Last night during a panel discussion on the application of agility outside software development, I was asked how to quantify the value of learning. I was caught off guard by this question as learning has always been at the core of agility in my mind and so I've never thought about the value of it separately from agility. This experience prompted me to think about the difference between creating value regularly and learning regularly.
The agile manifesto values working software over comprehensive documentation. Scrum focuses on the delivery of a (potentially) shippable product increment at the end of every sprint. What probably doesn't get spoken of enough is that the value of accomplishing working product regularly is not just in the incremental value of the delivered product but the value of learning whether we are delivering the RIGHT value. If we aren’t, we have valid evidence to support a change in direction. Having functionality that is potentially shippable is NECESSARY to facilitate a valid learning feedback loop. One could argue that the value of the delivered functionality is secondary to the learning created by the valid feedback loop.
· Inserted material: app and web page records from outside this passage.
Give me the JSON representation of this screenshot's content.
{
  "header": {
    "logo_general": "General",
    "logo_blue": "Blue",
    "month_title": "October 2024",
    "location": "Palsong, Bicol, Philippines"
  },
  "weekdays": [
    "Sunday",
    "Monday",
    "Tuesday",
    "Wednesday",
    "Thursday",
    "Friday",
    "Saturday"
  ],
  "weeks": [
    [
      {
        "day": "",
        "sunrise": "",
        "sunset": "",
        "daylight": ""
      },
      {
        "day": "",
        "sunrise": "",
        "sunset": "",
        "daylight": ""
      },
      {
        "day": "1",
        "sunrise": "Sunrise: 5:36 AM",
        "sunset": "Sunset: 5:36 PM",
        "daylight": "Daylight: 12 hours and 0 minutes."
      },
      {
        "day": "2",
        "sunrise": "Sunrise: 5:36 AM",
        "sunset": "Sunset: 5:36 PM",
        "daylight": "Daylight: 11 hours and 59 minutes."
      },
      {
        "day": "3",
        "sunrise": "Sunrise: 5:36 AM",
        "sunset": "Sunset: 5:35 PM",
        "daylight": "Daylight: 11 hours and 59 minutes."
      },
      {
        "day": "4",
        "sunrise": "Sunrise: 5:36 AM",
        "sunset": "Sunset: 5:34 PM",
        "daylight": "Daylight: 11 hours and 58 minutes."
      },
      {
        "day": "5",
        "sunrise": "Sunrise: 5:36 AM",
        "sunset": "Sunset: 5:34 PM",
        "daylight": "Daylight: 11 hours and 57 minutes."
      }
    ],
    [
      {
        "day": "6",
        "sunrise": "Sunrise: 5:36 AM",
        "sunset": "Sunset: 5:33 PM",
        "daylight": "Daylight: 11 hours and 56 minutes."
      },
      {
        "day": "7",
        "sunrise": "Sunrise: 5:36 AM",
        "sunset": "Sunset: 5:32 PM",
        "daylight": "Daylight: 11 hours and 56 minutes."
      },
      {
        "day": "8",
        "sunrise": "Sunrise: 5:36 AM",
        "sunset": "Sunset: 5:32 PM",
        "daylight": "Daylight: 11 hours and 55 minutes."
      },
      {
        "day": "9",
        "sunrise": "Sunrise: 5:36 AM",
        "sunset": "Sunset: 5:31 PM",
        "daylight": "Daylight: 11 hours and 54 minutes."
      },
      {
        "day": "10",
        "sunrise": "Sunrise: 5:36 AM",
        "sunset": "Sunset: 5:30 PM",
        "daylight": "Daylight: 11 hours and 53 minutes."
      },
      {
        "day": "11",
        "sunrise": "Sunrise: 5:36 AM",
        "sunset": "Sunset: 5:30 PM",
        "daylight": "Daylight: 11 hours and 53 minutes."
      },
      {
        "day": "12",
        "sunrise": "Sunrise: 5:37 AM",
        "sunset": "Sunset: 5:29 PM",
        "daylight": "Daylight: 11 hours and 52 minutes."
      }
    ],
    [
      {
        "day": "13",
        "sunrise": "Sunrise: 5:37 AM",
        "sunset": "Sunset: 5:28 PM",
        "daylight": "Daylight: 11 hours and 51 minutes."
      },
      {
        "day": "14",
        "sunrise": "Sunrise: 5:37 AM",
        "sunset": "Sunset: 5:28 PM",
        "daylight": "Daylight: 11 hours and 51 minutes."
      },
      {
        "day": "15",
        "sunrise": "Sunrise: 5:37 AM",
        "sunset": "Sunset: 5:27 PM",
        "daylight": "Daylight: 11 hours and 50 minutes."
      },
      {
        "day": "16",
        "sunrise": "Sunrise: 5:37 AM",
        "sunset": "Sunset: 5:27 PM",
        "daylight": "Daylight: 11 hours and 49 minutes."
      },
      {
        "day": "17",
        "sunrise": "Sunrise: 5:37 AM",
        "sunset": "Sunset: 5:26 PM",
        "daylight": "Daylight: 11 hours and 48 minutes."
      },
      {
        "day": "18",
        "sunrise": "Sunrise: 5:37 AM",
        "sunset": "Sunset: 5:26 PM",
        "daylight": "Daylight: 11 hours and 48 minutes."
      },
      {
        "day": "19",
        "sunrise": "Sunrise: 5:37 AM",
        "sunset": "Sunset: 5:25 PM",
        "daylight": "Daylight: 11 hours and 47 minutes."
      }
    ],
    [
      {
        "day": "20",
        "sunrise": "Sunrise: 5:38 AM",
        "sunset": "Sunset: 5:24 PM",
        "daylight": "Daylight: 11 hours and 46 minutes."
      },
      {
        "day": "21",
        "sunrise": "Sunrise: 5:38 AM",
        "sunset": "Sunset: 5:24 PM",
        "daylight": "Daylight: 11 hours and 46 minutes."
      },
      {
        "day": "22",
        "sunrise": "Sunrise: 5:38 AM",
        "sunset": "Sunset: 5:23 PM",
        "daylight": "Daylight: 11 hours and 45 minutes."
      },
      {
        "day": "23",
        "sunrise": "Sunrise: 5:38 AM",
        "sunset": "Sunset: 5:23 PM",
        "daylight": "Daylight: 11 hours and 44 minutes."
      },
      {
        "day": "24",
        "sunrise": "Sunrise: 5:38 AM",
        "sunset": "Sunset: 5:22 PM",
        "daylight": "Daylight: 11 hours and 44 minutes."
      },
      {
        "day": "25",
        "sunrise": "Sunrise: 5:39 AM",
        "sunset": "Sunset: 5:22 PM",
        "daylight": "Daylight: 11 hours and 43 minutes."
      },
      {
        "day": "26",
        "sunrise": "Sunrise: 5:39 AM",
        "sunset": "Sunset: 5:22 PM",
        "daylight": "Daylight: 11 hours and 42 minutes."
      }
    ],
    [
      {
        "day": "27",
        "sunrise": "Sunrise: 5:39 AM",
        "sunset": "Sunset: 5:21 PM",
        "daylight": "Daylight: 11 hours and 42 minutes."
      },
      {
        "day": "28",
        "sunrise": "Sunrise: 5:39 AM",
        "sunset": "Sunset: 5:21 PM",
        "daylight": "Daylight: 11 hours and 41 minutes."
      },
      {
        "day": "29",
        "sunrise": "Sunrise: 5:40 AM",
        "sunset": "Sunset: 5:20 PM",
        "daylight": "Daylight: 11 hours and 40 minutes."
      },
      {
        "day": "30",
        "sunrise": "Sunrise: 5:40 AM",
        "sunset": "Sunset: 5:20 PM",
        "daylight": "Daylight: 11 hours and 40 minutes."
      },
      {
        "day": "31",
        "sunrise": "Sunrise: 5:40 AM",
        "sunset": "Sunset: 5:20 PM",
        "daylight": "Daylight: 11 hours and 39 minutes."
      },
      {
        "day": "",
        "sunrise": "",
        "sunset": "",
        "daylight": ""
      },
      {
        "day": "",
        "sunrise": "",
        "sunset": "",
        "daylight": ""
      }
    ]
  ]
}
One of the criticisms of applying agility outside of software is that you can’t/don’t release a partially completed gas plant or piece of farm equipment to customers. They only get released when they’re ‘complete’. All the value is present or none of the value is present. I would argue that position only takes into account the functional value produced regularly, not the learning feedback loop. When applying an iterative / incremental approach to other fields such as manufacturing or construction, that learning feedback loop can still be achieved without a holistic 'potentially shippable' product increment via the use of robust test fixtures. This has tremendous value in these domains because most of the risk in manufacturing/construction is in the engineering/procurement rather than in the construction delivery activity.